Problem to work on:
Would you return the entries below word for word?

[Collection entries]
§

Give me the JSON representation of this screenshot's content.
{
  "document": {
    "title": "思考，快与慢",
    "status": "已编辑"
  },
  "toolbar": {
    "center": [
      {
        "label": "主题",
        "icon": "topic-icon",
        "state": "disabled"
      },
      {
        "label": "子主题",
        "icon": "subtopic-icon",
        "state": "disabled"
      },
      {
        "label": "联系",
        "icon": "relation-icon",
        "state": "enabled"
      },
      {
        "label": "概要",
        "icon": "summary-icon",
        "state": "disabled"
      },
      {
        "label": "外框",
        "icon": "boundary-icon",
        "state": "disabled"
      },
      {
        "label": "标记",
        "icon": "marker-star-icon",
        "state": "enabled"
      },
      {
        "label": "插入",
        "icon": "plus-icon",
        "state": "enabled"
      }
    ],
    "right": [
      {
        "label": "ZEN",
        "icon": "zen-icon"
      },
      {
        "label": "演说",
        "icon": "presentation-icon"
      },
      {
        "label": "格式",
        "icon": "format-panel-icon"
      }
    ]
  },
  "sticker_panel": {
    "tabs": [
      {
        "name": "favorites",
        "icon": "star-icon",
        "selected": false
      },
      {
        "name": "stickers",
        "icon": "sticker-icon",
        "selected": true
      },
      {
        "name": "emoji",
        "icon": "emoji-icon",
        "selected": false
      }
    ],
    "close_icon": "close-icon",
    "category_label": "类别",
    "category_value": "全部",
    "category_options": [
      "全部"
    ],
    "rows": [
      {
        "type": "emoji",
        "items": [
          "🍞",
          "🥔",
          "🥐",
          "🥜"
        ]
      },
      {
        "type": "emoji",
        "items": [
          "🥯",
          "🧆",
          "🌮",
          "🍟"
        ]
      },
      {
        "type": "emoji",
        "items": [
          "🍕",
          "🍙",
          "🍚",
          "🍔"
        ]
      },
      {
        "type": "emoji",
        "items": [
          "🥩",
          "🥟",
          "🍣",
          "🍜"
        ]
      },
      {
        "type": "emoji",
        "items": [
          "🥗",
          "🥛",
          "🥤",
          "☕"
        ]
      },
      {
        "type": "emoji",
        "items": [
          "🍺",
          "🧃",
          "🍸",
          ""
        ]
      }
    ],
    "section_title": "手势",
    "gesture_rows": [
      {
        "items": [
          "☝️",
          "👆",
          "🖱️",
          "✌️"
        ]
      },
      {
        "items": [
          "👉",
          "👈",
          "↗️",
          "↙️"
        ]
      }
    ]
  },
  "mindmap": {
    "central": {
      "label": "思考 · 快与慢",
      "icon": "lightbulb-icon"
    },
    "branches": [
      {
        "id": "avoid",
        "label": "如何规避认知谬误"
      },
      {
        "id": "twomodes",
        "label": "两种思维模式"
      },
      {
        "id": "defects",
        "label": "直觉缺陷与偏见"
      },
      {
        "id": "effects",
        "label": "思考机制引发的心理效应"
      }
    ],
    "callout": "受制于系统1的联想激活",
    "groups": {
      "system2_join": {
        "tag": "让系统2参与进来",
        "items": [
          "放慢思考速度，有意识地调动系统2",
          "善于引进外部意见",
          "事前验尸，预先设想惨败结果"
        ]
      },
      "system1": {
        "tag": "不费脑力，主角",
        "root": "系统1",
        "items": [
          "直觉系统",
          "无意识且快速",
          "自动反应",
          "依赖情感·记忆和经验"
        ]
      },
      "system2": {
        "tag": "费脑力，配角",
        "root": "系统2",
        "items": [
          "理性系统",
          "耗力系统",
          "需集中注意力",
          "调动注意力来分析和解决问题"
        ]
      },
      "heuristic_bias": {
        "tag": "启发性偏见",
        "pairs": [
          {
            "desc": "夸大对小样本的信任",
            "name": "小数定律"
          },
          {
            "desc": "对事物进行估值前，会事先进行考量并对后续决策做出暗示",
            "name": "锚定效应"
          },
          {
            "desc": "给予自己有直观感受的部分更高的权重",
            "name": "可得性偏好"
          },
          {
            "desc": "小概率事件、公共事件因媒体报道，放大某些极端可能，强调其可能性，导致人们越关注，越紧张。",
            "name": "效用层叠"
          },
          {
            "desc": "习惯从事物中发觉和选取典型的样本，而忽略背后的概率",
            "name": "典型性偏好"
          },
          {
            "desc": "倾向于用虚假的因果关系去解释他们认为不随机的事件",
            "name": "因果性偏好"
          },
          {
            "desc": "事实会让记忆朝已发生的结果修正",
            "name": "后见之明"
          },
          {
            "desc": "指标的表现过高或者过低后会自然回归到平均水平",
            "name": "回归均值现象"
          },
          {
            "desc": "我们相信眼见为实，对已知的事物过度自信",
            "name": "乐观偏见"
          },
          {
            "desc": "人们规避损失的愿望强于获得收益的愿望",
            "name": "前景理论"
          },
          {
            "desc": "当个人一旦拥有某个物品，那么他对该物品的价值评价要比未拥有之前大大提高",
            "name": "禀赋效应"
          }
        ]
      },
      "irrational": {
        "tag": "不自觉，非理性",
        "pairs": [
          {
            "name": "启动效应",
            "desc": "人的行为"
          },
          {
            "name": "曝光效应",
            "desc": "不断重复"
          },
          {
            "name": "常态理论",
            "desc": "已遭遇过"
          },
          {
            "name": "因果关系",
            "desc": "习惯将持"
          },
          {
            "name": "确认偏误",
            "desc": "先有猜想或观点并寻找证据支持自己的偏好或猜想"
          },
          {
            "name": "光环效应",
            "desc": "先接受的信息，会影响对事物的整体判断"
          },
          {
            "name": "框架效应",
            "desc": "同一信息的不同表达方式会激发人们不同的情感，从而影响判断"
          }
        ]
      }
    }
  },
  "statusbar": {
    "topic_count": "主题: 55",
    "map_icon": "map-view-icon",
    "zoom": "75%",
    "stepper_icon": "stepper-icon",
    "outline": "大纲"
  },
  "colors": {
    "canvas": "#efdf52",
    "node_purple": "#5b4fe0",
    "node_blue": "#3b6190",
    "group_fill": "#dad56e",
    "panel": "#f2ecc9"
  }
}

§

Solved exercise:
Give me the JSON representation of this screenshot's content.
{
  "document": {
    "title": "思考，快与慢",
    "status": "已编辑"
  },
  "toolbar": {
    "center": [
      {
        "label": "主题",
        "icon": "topic-icon",
        "state": "disabled"
      },
      {
        "label": "子主题",
        "icon": "subtopic-icon",
        "state": "disabled"
      },
      {
        "label": "联系",
        "icon": "relation-icon",
        "state": "enabled"
      },
      {
        "label": "概要",
        "icon": "summary-icon",
        "state": "disabled"
      },
      {
        "label": "外框",
        "icon": "boundary-icon",
        "state": "disabled"
      },
      {
        "label": "标记",
        "icon": "marker-star-icon",
        "state": "enabled"
      },
      {
        "label": "插入",
        "icon": "plus-icon",
        "state": "enabled"
      }
    ],
    "right": [
      {
        "label": "ZEN",
        "icon": "zen-icon"
      },
      {
        "label": "演说",
        "icon": "presentation-icon"
      },
      {
        "label": "格式",
        "icon": "format-panel-icon"
      }
    ]
  },
  "sticker_panel": {
    "tabs": [
      {
        "name": "favorites",
        "icon": "star-icon",
        "selected": false
      },
      {
        "name": "stickers",
        "icon": "sticker-icon",
        "selected": true
      },
      {
        "name": "emoji",
        "icon": "emoji-icon",
        "selected": false
      }
    ],
    "close_icon": "close-icon",
    "category_label": "类别",
    "category_value": "全部",
    "category_options": [
      "全部"
    ],
    "rows": [
      {
        "type": "emoji",
        "items": [
          "🍞",
          "🥔",
          "🥐",
          "🥜"
        ]
      },
      {
        "type": "emoji",
        "items": [
          "🥯",
          "🧆",
          "🌮",
          "🍟"
        ]
      },
      {
        "type": "emoji",
        "items": [
          "🍕",
          "🍙",
          "🍚",
          "🍔"
        ]
      },
      {
        "type": "emoji",
        "items": [
          "🥩",
          "🥟",
          "🍣",
          "🍜"
        ]
      },
      {
        "type": "emoji",
        "items": [
          "🥗",
          "🥛",
          "🥤",
          "☕"
        ]
      },
      {
        "type": "emoji",
        "items": [
          "🍺",
          "🧃",
          "🍸",
          ""
        ]
      }
    ],
    "section_title": "手势",
    "gesture_rows": [
      {
        "items": [
          "☝️",
          "👆",
          "🖱️",
          "✌️"
        ]
      },
      {
        "items": [
          "👉",
          "👈",
          "↗️",
          "↙️"
        ]
      }
    ]
  },
  "mindmap": {
    "central": {
      "label": "思考 · 快与慢",
      "icon": "lightbulb-icon"
    },
    "branches": [
      {
        "id": "avoid",
        "label": "如何规避认知谬误"
      },
      {
        "id": "twomodes",
        "label": "两种思维模式"
      },
      {
        "id": "defects",
        "label": "直觉缺陷与偏见"
      },
      {
        "id": "effects",
        "label": "思考机制引发的心理效应"
      }
    ],
    "callout": "受制于系统1的联想激活",
    "groups": {
      "system2_join": {
        "tag": "让系统2参与进来",
        "items": [
          "放慢思考速度，有意识地调动系统2",
          "善于引进外部意见",
          "事前验尸，预先设想惨败结果"
        ]
      },
      "system1": {
        "tag": "不费脑力，主角",
        "root": "系统1",
        "items": [
          "直觉系统",
          "无意识且快速",
          "自动反应",
          "依赖情感·记忆和经验"
        ]
      },
      "system2": {
        "tag": "费脑力，配角",
        "root": "系统2",
        "items": [
          "理性系统",
          "耗力系统",
          "需集中注意力",
          "调动注意力来分析和解决问题"
        ]
      },
      "heuristic_bias": {
        "tag": "启发性偏见",
        "pairs": [
          {
            "desc": "夸大对小样本的信任",
            "name": "小数定律"
          },
          {
            "desc": "对事物进行估值前，会事先进行考量并对后续决策做出暗示",
            "name": "锚定效应"
          },
          {
            "desc": "给予自己有直观感受的部分更高的权重",
            "name": "可得性偏好"
          },
          {
            "desc": "小概率事件、公共事件因媒体报道，放大某些极端可能，强调其可能性，导致人们越关注，越紧张。",
            "name": "效用层叠"
          },
          {
            "desc": "习惯从事物中发觉和选取典型的样本，而忽略背后的概率",
            "name": "典型性偏好"
          },
          {
            "desc": "倾向于用虚假的因果关系去解释他们认为不随机的事件",
            "name": "因果性偏好"
          },
          {
            "desc": "事实会让记忆朝已发生的结果修正",
            "name": "后见之明"
          },
          {
            "desc": "指标的表现过高或者过低后会自然回归到平均水平",
            "name": "回归均值现象"
          },
          {
            "desc": "我们相信眼见为实，对已知的事物过度自信",
            "name": "乐观偏见"
          },
          {
            "desc": "人们规避损失的愿望强于获得收益的愿望",
            "name": "前景理论"
          },
          {
            "desc": "当个人一旦拥有某个物品，那么他对该物品的价值评价要比未拥有之前大大提高",
            "name": "禀赋效应"
          }
        ]
      },
      "irrational": {
        "tag": "不自觉，非理性",
        "pairs": [
          {
            "name": "启动效应",
            "desc": "人的行为"
          },
          {
            "name": "曝光效应",
            "desc": "不断重复"
          },
          {
            "name": "常态理论",
            "desc": "已遭遇过"
          },
          {
            "name": "因果关系",
            "desc": "习惯将持"
          },
          {
            "name": "确认偏误",
            "desc": "先有猜想或观点并寻找证据支持自己的偏好或猜想"
          },
          {
            "name": "光环效应",
            "desc": "先接受的信息，会影响对事物的整体判断"
          },
          {
            "name": "框架效应",
            "desc": "同一信息的不同表达方式会激发人们不同的情感，从而影响判断"
          }
        ]
      }
    }
  },
  "statusbar": {
    "topic_count": "主题: 55",
    "map_icon": "map-view-icon",
    "zoom": "75%",
    "stepper_icon": "stepper-icon",
    "outline": "大纲"
  },
  "colors": {
    "canvas": "#efdf52",
    "node_purple": "#5b4fe0",
    "node_blue": "#3b6190",
    "group_fill": "#dad56e",
    "panel": "#f2ecc9"
  }
}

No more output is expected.